**Exercise data**:
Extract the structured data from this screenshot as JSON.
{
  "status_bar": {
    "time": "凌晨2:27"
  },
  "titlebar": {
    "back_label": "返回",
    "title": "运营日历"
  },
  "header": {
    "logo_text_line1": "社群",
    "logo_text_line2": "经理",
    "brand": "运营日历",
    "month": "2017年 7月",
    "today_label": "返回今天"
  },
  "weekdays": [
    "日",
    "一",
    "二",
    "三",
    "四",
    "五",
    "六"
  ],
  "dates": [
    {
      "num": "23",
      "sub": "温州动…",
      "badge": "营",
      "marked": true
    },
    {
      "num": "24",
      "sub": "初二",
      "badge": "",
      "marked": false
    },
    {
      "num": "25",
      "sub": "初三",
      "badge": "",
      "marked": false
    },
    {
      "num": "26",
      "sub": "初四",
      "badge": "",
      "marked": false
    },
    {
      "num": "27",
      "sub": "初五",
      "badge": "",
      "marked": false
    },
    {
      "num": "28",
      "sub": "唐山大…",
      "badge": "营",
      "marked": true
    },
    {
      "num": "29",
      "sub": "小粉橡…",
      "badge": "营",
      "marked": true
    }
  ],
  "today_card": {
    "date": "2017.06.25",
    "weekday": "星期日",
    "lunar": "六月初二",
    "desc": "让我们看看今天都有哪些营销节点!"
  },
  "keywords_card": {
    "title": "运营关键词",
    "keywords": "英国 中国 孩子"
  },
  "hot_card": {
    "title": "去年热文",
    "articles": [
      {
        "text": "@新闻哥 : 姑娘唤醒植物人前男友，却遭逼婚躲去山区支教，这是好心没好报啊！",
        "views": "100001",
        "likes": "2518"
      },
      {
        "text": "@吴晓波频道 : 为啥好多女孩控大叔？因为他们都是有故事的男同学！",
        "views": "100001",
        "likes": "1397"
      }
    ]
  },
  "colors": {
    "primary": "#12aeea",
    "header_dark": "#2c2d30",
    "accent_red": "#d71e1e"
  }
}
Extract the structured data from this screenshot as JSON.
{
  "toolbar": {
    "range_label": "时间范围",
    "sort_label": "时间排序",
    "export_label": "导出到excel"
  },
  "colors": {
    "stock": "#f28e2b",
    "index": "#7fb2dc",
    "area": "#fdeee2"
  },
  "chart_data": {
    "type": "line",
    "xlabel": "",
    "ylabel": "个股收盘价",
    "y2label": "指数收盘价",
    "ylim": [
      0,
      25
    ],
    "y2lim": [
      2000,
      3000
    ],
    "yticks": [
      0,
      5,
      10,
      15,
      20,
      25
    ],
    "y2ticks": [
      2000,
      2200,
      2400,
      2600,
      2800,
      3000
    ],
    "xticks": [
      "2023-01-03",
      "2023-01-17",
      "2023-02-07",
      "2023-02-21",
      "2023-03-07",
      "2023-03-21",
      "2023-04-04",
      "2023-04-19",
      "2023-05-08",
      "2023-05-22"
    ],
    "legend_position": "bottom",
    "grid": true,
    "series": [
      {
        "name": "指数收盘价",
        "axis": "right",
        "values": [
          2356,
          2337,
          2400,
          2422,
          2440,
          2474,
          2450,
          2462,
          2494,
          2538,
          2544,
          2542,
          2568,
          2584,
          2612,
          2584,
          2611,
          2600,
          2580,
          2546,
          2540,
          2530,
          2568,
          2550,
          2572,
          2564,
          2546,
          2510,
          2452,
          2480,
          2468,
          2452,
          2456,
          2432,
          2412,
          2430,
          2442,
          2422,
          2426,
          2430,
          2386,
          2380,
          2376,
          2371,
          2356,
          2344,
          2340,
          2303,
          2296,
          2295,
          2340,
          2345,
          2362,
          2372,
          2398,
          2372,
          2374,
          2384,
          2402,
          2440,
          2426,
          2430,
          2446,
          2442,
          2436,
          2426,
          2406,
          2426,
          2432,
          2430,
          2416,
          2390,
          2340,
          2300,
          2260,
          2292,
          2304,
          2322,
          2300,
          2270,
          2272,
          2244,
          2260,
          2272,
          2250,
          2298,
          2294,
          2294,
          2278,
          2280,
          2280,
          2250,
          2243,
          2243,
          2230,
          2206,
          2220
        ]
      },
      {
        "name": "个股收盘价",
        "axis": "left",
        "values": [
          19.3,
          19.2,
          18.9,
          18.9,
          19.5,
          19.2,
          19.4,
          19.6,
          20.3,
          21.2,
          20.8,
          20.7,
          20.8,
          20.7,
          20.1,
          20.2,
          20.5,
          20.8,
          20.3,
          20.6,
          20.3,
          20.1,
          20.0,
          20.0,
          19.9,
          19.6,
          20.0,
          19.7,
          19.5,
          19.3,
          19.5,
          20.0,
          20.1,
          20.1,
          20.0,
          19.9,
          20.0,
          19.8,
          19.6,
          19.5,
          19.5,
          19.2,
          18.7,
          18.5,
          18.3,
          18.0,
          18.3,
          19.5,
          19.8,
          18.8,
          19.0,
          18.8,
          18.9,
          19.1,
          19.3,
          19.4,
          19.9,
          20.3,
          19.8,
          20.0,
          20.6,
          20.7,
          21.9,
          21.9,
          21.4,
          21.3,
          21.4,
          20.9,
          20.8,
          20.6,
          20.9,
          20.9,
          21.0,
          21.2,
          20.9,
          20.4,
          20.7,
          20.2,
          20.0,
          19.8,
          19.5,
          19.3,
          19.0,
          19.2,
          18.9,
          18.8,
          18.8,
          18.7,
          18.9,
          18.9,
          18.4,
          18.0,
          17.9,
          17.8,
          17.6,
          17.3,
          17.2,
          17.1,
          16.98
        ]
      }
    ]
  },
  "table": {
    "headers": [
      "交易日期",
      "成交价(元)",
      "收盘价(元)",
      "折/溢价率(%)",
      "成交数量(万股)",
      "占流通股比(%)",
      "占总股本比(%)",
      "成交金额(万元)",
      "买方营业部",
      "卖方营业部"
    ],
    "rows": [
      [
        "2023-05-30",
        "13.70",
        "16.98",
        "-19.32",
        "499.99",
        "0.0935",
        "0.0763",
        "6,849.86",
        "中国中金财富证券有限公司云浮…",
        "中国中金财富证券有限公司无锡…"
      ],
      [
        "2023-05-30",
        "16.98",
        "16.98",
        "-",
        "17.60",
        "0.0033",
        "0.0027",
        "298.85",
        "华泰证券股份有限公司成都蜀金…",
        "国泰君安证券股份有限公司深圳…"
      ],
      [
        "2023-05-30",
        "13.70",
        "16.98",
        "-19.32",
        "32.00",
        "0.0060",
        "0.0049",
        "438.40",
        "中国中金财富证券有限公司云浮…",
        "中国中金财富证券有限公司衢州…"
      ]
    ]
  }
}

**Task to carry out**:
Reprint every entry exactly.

**Problem solution**:
Extract the structured data from this screenshot as JSON.
{
  "status_bar": {
    "time": "凌晨2:27"
  },
  "titlebar": {
    "back_label": "返回",
    "title": "运营日历"
  },
  "header": {
    "logo_text_line1": "社群",
    "logo_text_line2": "经理",
    "brand": "运营日历",
    "month": "2017年 7月",
    "today_label": "返回今天"
  },
  "weekdays": [
    "日",
    "一",
    "二",
    "三",
    "四",
    "五",
    "六"
  ],
  "dates": [
    {
      "num": "23",
      "sub": "温州动…",
      "badge": "营",
      "marked": true
    },
    {
      "num": "24",
      "sub": "初二",
      "badge": "",
      "marked": false
    },
    {
      "num": "25",
      "sub": "初三",
      "badge": "",
      "marked": false
    },
    {
      "num": "26",
      "sub": "初四",
      "badge": "",
      "marked": false
    },
    {
      "num": "27",
      "sub": "初五",
      "badge": "",
      "marked": false
    },
    {
      "num": "28",
      "sub": "唐山大…",
      "badge": "营",
      "marked": true
    },
    {
      "num": "29",
      "sub": "小粉橡…",
      "badge": "营",
      "marked": true
    }
  ],
  "today_card": {
    "date": "2017.06.25",
    "weekday": "星期日",
    "lunar": "六月初二",
    "desc": "让我们看看今天都有哪些营销节点!"
  },
  "keywords_card": {
    "title": "运营关键词",
    "keywords": "英国 中国 孩子"
  },
  "hot_card": {
    "title": "去年热文",
    "articles": [
      {
        "text": "@新闻哥 : 姑娘唤醒植物人前男友，却遭逼婚躲去山区支教，这是好心没好报啊！",
        "views": "100001",
        "likes": "2518"
      },
      {
        "text": "@吴晓波频道 : 为啥好多女孩控大叔？因为他们都是有故事的男同学！",
        "views": "100001",
        "likes": "1397"
      }
    ]
  },
  "colors": {
    "primary": "#12aeea",
    "header_dark": "#2c2d30",
    "accent_red": "#d71e1e"
  }
}
Extract the structured data from this screenshot as JSON.
{
  "toolbar": {
    "range_label": "时间范围",
    "sort_label": "时间排序",
    "export_label": "导出到excel"
  },
  "colors": {
    "stock": "#f28e2b",
    "index": "#7fb2dc",
    "area": "#fdeee2"
  },
  "chart_data": {
    "type": "line",
    "xlabel": "",
    "ylabel": "个股收盘价",
    "y2label": "指数收盘价",
    "ylim": [
      0,
      25
    ],
    "y2lim": [
      2000,
      3000
    ],
    "yticks": [
      0,
      5,
      10,
      15,
      20,
      25
    ],
    "y2ticks": [
      2000,
      2200,
      2400,
      2600,
      2800,
      3000
    ],
    "xticks": [
      "2023-01-03",
      "2023-01-17",
      "2023-02-07",
      "2023-02-21",
      "2023-03-07",
      "2023-03-21",
      "2023-04-04",
      "2023-04-19",
      "2023-05-08",
      "2023-05-22"
    ],
    "legend_position": "bottom",
    "grid": true,
    "series": [
      {
        "name": "指数收盘价",
        "axis": "right",
        "values": [
          2356,
          2337,
          2400,
          2422,
          2440,
          2474,
          2450,
          2462,
          2494,
          2538,
          2544,
          2542,
          2568,
          2584,
          2612,
          2584,
          2611,
          2600,
          2580,
          2546,
          2540,
          2530,
          2568,
          2550,
          2572,
          2564,
          2546,
          2510,
          2452,
          2480,
          2468,
          2452,
          2456,
          2432,
          2412,
          2430,
          2442,
          2422,
          2426,
          2430,
          2386,
          2380,
          2376,
          2371,
          2356,
          2344,
          2340,
          2303,
          2296,
          2295,
          2340,
          2345,
          2362,
          2372,
          2398,
          2372,
          2374,
          2384,
          2402,
          2440,
          2426,
          2430,
          2446,
          2442,
          2436,
          2426,
          2406,
          2426,
          2432,
          2430,
          2416,
          2390,
          2340,
          2300,
          2260,
          2292,
          2304,
          2322,
          2300,
          2270,
          2272,
          2244,
          2260,
          2272,
          2250,
          2298,
          2294,
          2294,
          2278,
          2280,
          2280,
          2250,
          2243,
          2243,
          2230,
          2206,
          2220
        ]
      },
      {
        "name": "个股收盘价",
        "axis": "left",
        "values": [
          19.3,
          19.2,
          18.9,
          18.9,
          19.5,
          19.2,
          19.4,
          19.6,
          20.3,
          21.2,
          20.8,
          20.7,
          20.8,
          20.7,
          20.1,
          20.2,
          20.5,
          20.8,
          20.3,
          20.6,
          20.3,
          20.1,
          20.0,
          20.0,
          19.9,
          19.6,
          20.0,
          19.7,
          19.5,
          19.3,
          19.5,
          20.0,
          20.1,
          20.1,
          20.0,
          19.9,
          20.0,
          19.8,
          19.6,
          19.5,
          19.5,
          19.2,
          18.7,
          18.5,
          18.3,
          18.0,
          18.3,
          19.5,
          19.8,
          18.8,
          19.0,
          18.8,
          18.9,
          19.1,
          19.3,
          19.4,
          19.9,
          20.3,
          19.8,
          20.0,
          20.6,
          20.7,
          21.9,
          21.9,
          21.4,
          21.3,
          21.4,
          20.9,
          20.8,
          20.6,
          20.9,
          20.9,
          21.0,
          21.2,
          20.9,
          20.4,
          20.7,
          20.2,
          20.0,
          19.8,
          19.5,
          19.3,
          19.0,
          19.2,
          18.9,
          18.8,
          18.8,
          18.7,
          18.9,
          18.9,
          18.4,
          18.0,
          17.9,
          17.8,
          17.6,
          17.3,
          17.2,
          17.1,
          16.98
        ]
      }
    ]
  },
  "table": {
    "headers": [
      "交易日期",
      "成交价(元)",
      "收盘价(元)",
      "折/溢价率(%)",
      "成交数量(万股)",
      "占流通股比(%)",
      "占总股本比(%)",
      "成交金额(万元)",
      "买方营业部",
      "卖方营业部"
    ],
    "rows": [
      [
        "2023-05-30",
        "13.70",
        "16.98",
        "-19.32",
        "499.99",
        "0.0935",
        "0.0763",
        "6,849.86",
        "中国中金财富证券有限公司云浮…",
        "中国中金财富证券有限公司无锡…"
      ],
      [
        "2023-05-30",
        "16.98",
        "16.98",
        "-",
        "17.60",
        "0.0033",
        "0.0027",
        "298.85",
        "华泰证券股份有限公司成都蜀金…",
        "国泰君安证券股份有限公司深圳…"
      ],
      [
        "2023-05-30",
        "13.70",
        "16.98",
        "-19.32",
        "32.00",
        "0.0060",
        "0.0049",
        "438.40",
        "中国中金财富证券有限公司云浮…",
        "中国中金财富证券有限公司衢州…"
      ]
    ]
  }
}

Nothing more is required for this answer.